Besides the Poeticon of Hyginus, the other major ancient literary source on the constellations was the Phaenomena of Aratus. Aratus lived in the third century B.C, and his Phaenomena was a poem, based apparently on a lost work of Eudoxus of Cnidos. The style of Aratus is quite different from that of Hyginus; it is not at all concerned with the positions of the stars, and it is much more lyrical, as when he says: "Aslant beneath the fore-body of the Bull is set the great Orion. Let none who pass him spread out on high on a cloudless night imagine that, gazing on the heavens, one shall see other stars more fair."
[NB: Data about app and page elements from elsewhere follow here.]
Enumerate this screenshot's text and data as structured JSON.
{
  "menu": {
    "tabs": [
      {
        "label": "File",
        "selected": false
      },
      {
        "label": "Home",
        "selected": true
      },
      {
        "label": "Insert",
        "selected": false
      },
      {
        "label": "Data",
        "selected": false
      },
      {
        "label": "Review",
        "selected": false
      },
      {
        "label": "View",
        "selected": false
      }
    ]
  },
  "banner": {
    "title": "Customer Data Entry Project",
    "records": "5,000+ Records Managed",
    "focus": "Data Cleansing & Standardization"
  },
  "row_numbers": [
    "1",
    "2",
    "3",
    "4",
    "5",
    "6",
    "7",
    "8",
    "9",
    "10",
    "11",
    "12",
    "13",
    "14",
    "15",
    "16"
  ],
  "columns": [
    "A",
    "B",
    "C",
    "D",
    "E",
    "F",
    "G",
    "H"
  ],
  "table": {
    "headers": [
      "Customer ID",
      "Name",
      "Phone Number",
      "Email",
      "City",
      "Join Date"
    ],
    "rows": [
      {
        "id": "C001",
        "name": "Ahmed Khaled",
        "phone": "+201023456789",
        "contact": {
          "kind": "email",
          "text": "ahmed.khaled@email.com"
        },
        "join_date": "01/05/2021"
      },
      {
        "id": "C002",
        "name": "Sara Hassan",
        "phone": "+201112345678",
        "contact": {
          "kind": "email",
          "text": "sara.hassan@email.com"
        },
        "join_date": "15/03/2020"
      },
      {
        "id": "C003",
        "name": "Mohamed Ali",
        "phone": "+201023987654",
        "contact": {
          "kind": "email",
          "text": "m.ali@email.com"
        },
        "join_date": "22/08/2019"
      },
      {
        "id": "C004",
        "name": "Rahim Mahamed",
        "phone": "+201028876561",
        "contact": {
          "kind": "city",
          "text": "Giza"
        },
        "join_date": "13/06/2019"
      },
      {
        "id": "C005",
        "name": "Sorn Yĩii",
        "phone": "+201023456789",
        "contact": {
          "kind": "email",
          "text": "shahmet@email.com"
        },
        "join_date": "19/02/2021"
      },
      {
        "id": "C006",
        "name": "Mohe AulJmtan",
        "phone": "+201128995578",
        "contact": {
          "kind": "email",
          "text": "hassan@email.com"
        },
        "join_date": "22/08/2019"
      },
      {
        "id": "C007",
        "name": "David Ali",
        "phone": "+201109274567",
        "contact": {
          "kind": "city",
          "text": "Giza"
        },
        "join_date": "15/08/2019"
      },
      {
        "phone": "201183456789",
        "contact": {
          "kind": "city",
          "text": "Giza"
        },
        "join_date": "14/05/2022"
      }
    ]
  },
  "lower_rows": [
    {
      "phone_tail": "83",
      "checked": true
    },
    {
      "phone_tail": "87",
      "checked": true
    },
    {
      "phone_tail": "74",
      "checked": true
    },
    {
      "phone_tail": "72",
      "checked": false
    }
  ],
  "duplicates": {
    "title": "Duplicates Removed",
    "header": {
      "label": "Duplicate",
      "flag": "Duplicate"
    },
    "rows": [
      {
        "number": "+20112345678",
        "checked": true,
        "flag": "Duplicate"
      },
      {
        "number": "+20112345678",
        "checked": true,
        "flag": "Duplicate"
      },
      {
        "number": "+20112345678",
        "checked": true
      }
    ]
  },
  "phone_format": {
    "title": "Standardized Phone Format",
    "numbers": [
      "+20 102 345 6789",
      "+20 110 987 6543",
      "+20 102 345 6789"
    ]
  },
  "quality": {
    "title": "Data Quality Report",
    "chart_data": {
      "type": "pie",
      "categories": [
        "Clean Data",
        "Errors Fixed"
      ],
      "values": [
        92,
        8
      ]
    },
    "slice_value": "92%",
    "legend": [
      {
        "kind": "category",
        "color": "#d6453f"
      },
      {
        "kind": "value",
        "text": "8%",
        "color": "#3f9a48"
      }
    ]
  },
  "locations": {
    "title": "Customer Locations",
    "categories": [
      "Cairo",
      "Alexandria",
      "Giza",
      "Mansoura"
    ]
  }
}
The Phaenomena was written in Greek, but it was translated into Latin at least three times in antiquity, by Cicero, Germanicus, and Rufus Avienus. In an ideal Renaissance, Aratus would have been printed before Hyginus, but as it turned out, the editio princeps of Aratus was in this beautiful Aldine edition of 1499. Aratus also should have merited his own illustrations, but instead Aldus used copies of the Ratdolt Hyginus edition of 1482. Not much care was taken with the placement of the woodblocks, for the figure of Orion shown here was actually printed from the woodblock of Sagittarius.

  • Comparison of the Orion figure with that in Hyginus, Poeticon, 1482
  • There is one other illustrated edition of Aratus in the exhibition:

  • Grotius, Hugo. Syntagma Arataeorum. Leiden, 1600.